#### Task statement
This calls for a verbatim copy of all the data, with no images carried over.
============
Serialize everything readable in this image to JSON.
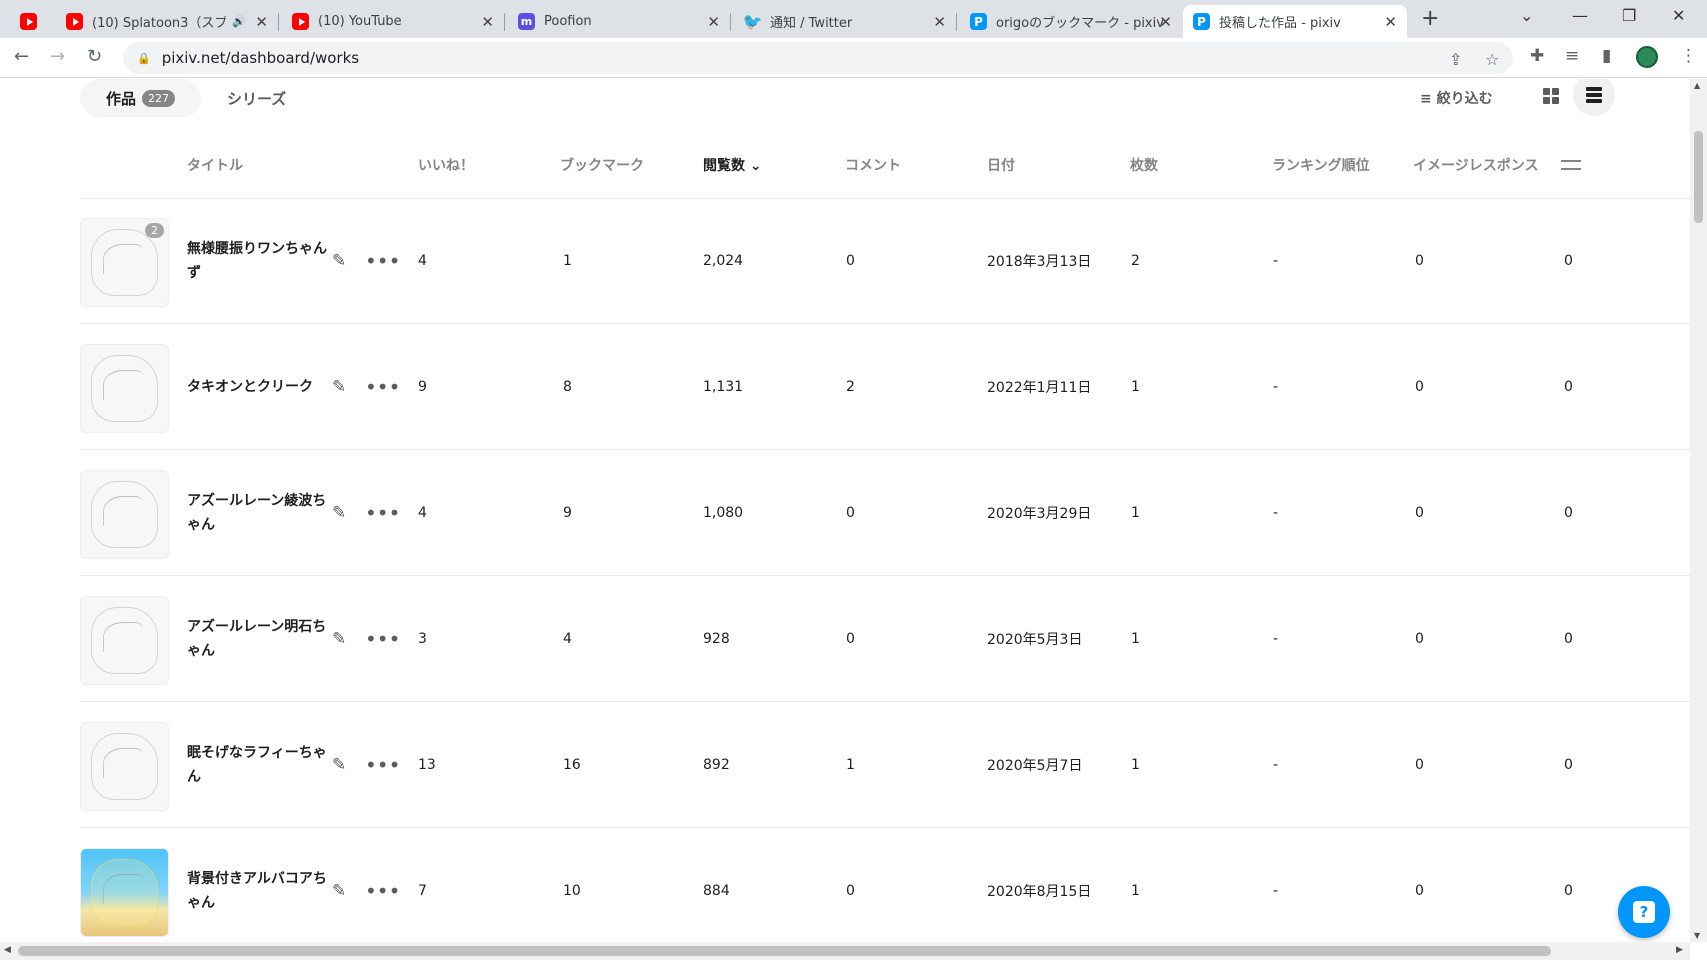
{
  "browser": {
    "tabs": [
      {
        "title": "",
        "favicon": "youtube-icon"
      },
      {
        "title": "(10) Splatoon3（スプラ",
        "favicon": "youtube-icon",
        "audio": true
      },
      {
        "title": "(10) YouTube",
        "favicon": "youtube-icon"
      },
      {
        "title": "Poofion",
        "favicon": "mastodon-icon"
      },
      {
        "title": "通知 / Twitter",
        "favicon": "twitter-icon"
      },
      {
        "title": "origoのブックマーク - pixiv",
        "favicon": "pixiv-icon"
      },
      {
        "title": "投稿した作品 - pixiv",
        "favicon": "pixiv-icon",
        "active": true
      }
    ],
    "url": "pixiv.net/dashboard/works"
  },
  "page": {
    "works_tab": "作品",
    "works_count": "227",
    "series_tab": "シリーズ",
    "filter_label": "絞り込む",
    "columns": {
      "title": "タイトル",
      "likes": "いいね！",
      "bookmarks": "ブックマーク",
      "views": "閲覧数",
      "comments": "コメント",
      "date": "日付",
      "pages": "枚数",
      "ranking": "ランキング順位",
      "image_response": "イメージレスポンス"
    },
    "rows": [
      {
        "title": "無様腰振りワンちゃんず",
        "likes": "4",
        "bookmarks": "1",
        "views": "2,024",
        "comments": "0",
        "date": "2018年3月13日",
        "pages": "2",
        "ranking": "-",
        "image_response": "0",
        "last": "0",
        "page_badge": "2"
      },
      {
        "title": "タキオンとクリーク",
        "likes": "9",
        "bookmarks": "8",
        "views": "1,131",
        "comments": "2",
        "date": "2022年1月11日",
        "pages": "1",
        "ranking": "-",
        "image_response": "0",
        "last": "0"
      },
      {
        "title": "アズールレーン綾波ちゃん",
        "likes": "4",
        "bookmarks": "9",
        "views": "1,080",
        "comments": "0",
        "date": "2020年3月29日",
        "pages": "1",
        "ranking": "-",
        "image_response": "0",
        "last": "0"
      },
      {
        "title": "アズールレーン明石ちゃん",
        "likes": "3",
        "bookmarks": "4",
        "views": "928",
        "comments": "0",
        "date": "2020年5月3日",
        "pages": "1",
        "ranking": "-",
        "image_response": "0",
        "last": "0"
      },
      {
        "title": "眠そげなラフィーちゃん",
        "likes": "13",
        "bookmarks": "16",
        "views": "892",
        "comments": "1",
        "date": "2020年5月7日",
        "pages": "1",
        "ranking": "-",
        "image_response": "0",
        "last": "0"
      },
      {
        "title": "背景付きアルバコアちゃん",
        "likes": "7",
        "bookmarks": "10",
        "views": "884",
        "comments": "0",
        "date": "2020年8月15日",
        "pages": "1",
        "ranking": "-",
        "image_response": "0",
        "last": "0",
        "color_thumb": true
      }
    ]
  },
  "colors": {
    "accent": "#0096fa",
    "text": "#1f1f1f",
    "muted": "#858585"
  }
}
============
#### Exercise response
Serialize everything readable in this image to JSON.
{
  "browser": {
    "tabs": [
      {
        "title": "",
        "favicon": "youtube-icon"
      },
      {
        "title": "(10) Splatoon3（スプラ",
        "favicon": "youtube-icon",
        "audio": true
      },
      {
        "title": "(10) YouTube",
        "favicon": "youtube-icon"
      },
      {
        "title": "Poofion",
        "favicon": "mastodon-icon"
      },
      {
        "title": "通知 / Twitter",
        "favicon": "twitter-icon"
      },
      {
        "title": "origoのブックマーク - pixiv",
        "favicon": "pixiv-icon"
      },
      {
        "title": "投稿した作品 - pixiv",
        "favicon": "pixiv-icon",
        "active": true
      }
    ],
    "url": "pixiv.net/dashboard/works"
  },
  "page": {
    "works_tab": "作品",
    "works_count": "227",
    "series_tab": "シリーズ",
    "filter_label": "絞り込む",
    "columns": {
      "title": "タイトル",
      "likes": "いいね！",
      "bookmarks": "ブックマーク",
      "views": "閲覧数",
      "comments": "コメント",
      "date": "日付",
      "pages": "枚数",
      "ranking": "ランキング順位",
      "image_response": "イメージレスポンス"
    },
    "rows": [
      {
        "title": "無様腰振りワンちゃんず",
        "likes": "4",
        "bookmarks": "1",
        "views": "2,024",
        "comments": "0",
        "date": "2018年3月13日",
        "pages": "2",
        "ranking": "-",
        "image_response": "0",
        "last": "0",
        "page_badge": "2"
      },
      {
        "title": "タキオンとクリーク",
        "likes": "9",
        "bookmarks": "8",
        "views": "1,131",
        "comments": "2",
        "date": "2022年1月11日",
        "pages": "1",
        "ranking": "-",
        "image_response": "0",
        "last": "0"
      },
      {
        "title": "アズールレーン綾波ちゃん",
        "likes": "4",
        "bookmarks": "9",
        "views": "1,080",
        "comments": "0",
        "date": "2020年3月29日",
        "pages": "1",
        "ranking": "-",
        "image_response": "0",
        "last": "0"
      },
      {
        "title": "アズールレーン明石ちゃん",
        "likes": "3",
        "bookmarks": "4",
        "views": "928",
        "comments": "0",
        "date": "2020年5月3日",
        "pages": "1",
        "ranking": "-",
        "image_response": "0",
        "last": "0"
      },
      {
        "title": "眠そげなラフィーちゃん",
        "likes": "13",
        "bookmarks": "16",
        "views": "892",
        "comments": "1",
        "date": "2020年5月7日",
        "pages": "1",
        "ranking": "-",
        "image_response": "0",
        "last": "0"
      },
      {
        "title": "背景付きアルバコアちゃん",
        "likes": "7",
        "bookmarks": "10",
        "views": "884",
        "comments": "0",
        "date": "2020年8月15日",
        "pages": "1",
        "ranking": "-",
        "image_response": "0",
        "last": "0",
        "color_thumb": true
      }
    ]
  },
  "colors": {
    "accent": "#0096fa",
    "text": "#1f1f1f",
    "muted": "#858585"
  }
}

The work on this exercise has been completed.